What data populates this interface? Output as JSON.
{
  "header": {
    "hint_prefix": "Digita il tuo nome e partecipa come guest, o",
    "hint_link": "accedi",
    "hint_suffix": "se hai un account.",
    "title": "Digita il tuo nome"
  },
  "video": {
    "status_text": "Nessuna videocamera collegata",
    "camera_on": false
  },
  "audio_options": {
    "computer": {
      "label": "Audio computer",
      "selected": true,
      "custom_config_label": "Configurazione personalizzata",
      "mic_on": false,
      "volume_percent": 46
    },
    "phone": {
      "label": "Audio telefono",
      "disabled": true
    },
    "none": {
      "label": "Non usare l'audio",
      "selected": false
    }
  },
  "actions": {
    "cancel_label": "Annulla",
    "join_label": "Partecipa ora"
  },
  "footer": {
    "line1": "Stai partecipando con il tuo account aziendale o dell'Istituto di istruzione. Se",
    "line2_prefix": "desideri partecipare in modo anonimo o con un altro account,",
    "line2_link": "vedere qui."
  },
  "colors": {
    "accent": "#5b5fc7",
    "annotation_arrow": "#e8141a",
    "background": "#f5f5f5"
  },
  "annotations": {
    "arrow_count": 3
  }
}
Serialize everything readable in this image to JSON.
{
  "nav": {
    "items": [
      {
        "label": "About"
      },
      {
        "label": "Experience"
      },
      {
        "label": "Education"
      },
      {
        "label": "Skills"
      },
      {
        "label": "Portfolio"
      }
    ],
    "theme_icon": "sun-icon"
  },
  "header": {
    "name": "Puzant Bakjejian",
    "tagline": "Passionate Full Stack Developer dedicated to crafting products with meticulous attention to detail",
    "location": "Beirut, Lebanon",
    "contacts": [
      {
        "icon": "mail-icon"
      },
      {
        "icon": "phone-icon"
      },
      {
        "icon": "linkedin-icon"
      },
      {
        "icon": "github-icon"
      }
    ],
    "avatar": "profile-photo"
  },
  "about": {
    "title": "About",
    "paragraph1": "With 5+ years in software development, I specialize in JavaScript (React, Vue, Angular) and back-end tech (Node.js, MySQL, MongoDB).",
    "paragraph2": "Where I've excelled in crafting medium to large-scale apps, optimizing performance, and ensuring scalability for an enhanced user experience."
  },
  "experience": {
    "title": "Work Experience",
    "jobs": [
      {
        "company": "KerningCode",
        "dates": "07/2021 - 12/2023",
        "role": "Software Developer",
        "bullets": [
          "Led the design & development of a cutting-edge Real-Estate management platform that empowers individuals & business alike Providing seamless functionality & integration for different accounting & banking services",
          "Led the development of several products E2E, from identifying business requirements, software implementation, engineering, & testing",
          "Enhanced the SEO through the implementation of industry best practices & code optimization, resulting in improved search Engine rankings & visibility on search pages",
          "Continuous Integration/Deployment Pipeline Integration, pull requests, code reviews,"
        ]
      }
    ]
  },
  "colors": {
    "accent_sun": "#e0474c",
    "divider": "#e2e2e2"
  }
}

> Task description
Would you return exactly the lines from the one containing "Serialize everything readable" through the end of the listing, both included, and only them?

> Result of this task
Serialize everything readable in this image to JSON.
{
  "nav": {
    "items": [
      {
        "label": "About"
      },
      {
        "label": "Experience"
      },
      {
        "label": "Education"
      },
      {
        "label": "Skills"
      },
      {
        "label": "Portfolio"
      }
    ],
    "theme_icon": "sun-icon"
  },
  "header": {
    "name": "Puzant Bakjejian",
    "tagline": "Passionate Full Stack Developer dedicated to crafting products with meticulous attention to detail",
    "location": "Beirut, Lebanon",
    "contacts": [
      {
        "icon": "mail-icon"
      },
      {
        "icon": "phone-icon"
      },
      {
        "icon": "linkedin-icon"
      },
      {
        "icon": "github-icon"
      }
    ],
    "avatar": "profile-photo"
  },
  "about": {
    "title": "About",
    "paragraph1": "With 5+ years in software development, I specialize in JavaScript (React, Vue, Angular) and back-end tech (Node.js, MySQL, MongoDB).",
    "paragraph2": "Where I've excelled in crafting medium to large-scale apps, optimizing performance, and ensuring scalability for an enhanced user experience."
  },
  "experience": {
    "title": "Work Experience",
    "jobs": [
      {
        "company": "KerningCode",
        "dates": "07/2021 - 12/2023",
        "role": "Software Developer",
        "bullets": [
          "Led the design & development of a cutting-edge Real-Estate management platform that empowers individuals & business alike Providing seamless functionality & integration for different accounting & banking services",
          "Led the development of several products E2E, from identifying business requirements, software implementation, engineering, & testing",
          "Enhanced the SEO through the implementation of industry best practices & code optimization, resulting in improved search Engine rankings & visibility on search pages",
          "Continuous Integration/Deployment Pipeline Integration, pull requests, code reviews,"
        ]
      }
    ]
  },
  "colors": {
    "accent_sun": "#e0474c",
    "divider": "#e2e2e2"
  }
}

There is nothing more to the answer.